2. Nokia and anyone other than QualComm are likely to take this as a precedent and step up the ante. Lets move aside to let street-smart lawyers rule the roost.
3. Phone manufacturers are likely to both benefit and suffer. They may not have any problem getting current phones in if Sprint also strikes a deal similar to Verizon's. But, in the future, unless this issue is resolved, they may have to go for non-QualComm chipsets knowing fully well that they may get a raw deal with costlier yet poorer performing and poorer serviced products. Of course, this assumes that the other chipset providers cannot product competitive wireless chips. But unless these companies can prove otherwise, that would be my instinctive guess. On the other hand, if QualComm works around this issue, then the same manufacturers can get cheaper chipsets from QualComm citing comparable prices from competitors. So they can eat into QualComm's profits further.
In summary, I don't believe that QualComm's business model is completely unharmed. The process is already underway and the other components of the wireless industry have positioned themselves to chip away from the company's profits. So though it may appear that the model remains intact, the impact is nonetheless likely to be felt.
Tuesday, August 7, 2007
The talk of the industry yesterday was the Bush denial to veto the ITC ban on QualComm chips entering US market. It hardly surprises me, and it should not surprise anyone including QualComm. My reasons -
1. The President is unlikely to set a bad precedent trying to encourage practices that can be perceived as monopoly. A veto would have made QualComm more brazen. In fact, I would argue further that it may have been detrimental to QualComm itself. This would have given other companies to then flagrantly violate patents with impunity. And this has the potential of breaking the very business model that QualComm thrives on.
2. Verizon, one of the biggest backers safely navigated itself out with a pact with BroadCom. This would give the big V an advantage over its CDMA competitor, Sprint and an army of phones to put up at least a semblance of fight against the iPhone.
3. It is clearly a fight between two industry heavy-weights which does not assume any national level importance. The government clearly did not buy the arguments regarding emergency calls. And the Verizon move served as enough precedence that a work-around was possible if the parties involved negotiate fair. It is not a Greek mythological war for the Gods to take sides.
The sequel talks about the implications for both parties.
Wednesday, August 1, 2007
In my previous article, I had mentioned that Sirf will have to re-invent itself and align with a cellular or WLAN chipmaker to have a more secure future. I had, however, missed this press-release on that same day.
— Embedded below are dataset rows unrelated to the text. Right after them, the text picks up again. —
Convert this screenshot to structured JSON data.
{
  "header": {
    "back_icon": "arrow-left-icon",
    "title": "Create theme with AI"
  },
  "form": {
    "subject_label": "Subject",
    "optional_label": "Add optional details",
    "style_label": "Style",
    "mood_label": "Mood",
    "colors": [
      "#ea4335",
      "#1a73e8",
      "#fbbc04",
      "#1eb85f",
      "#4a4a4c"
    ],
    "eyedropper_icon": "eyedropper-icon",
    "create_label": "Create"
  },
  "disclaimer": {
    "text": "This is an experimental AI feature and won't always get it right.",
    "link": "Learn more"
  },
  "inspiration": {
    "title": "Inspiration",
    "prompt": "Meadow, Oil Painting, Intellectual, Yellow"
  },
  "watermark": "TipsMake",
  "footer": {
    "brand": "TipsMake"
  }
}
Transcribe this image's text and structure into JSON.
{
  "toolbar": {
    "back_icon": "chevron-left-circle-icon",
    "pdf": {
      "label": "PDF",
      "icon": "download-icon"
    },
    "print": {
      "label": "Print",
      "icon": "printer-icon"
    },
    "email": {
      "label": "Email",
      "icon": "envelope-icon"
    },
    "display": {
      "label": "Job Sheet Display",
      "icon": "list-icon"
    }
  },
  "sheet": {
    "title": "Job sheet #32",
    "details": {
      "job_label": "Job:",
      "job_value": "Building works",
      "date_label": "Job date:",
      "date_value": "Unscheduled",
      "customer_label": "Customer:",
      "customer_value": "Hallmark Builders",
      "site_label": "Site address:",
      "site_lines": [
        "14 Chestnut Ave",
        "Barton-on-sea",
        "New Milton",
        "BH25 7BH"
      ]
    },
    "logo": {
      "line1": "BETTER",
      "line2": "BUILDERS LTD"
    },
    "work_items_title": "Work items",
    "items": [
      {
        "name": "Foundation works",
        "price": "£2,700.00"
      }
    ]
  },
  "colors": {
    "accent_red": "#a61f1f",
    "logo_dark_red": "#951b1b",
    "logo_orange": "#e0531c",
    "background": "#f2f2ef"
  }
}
Sirf has inked a deal with Intel to license and co-develop GPS solutions for "Intel-inside" laptops. This is significant for the same reasons I had enlisted in my previous article. Bundling with a WLAN solution would help the marketability of Sirf's products. Besides, most laptops coming out today have WLAN in them and are likely to have mobile-chips in the future (dual-mode 3G/WLAN card and the likes). If Sirf can get something similar inked on the mobile-side, then it would be a more interesting future for them.
From Intel's perspective, this is almost a no-brainer. BroadCom purchased Global Locate and is sure to look at bundling the GPS receiver with their WLAN offerings for laptops and mobiles. Though the two companies' products don't compete directly in the WLAN market, any non-Intel laptop with an additional feature can be a market-grabbing product. Besides, QualComm is definitely targetting the data-card market for laptops. So, Intel had to fill in that feature deficiency.
Intel's move now adds pressure on other WLAN providers to deliver on the GPS front. It remains to be seen if these other WLAN providers will be pro-active and find a way to support GPS in their future products.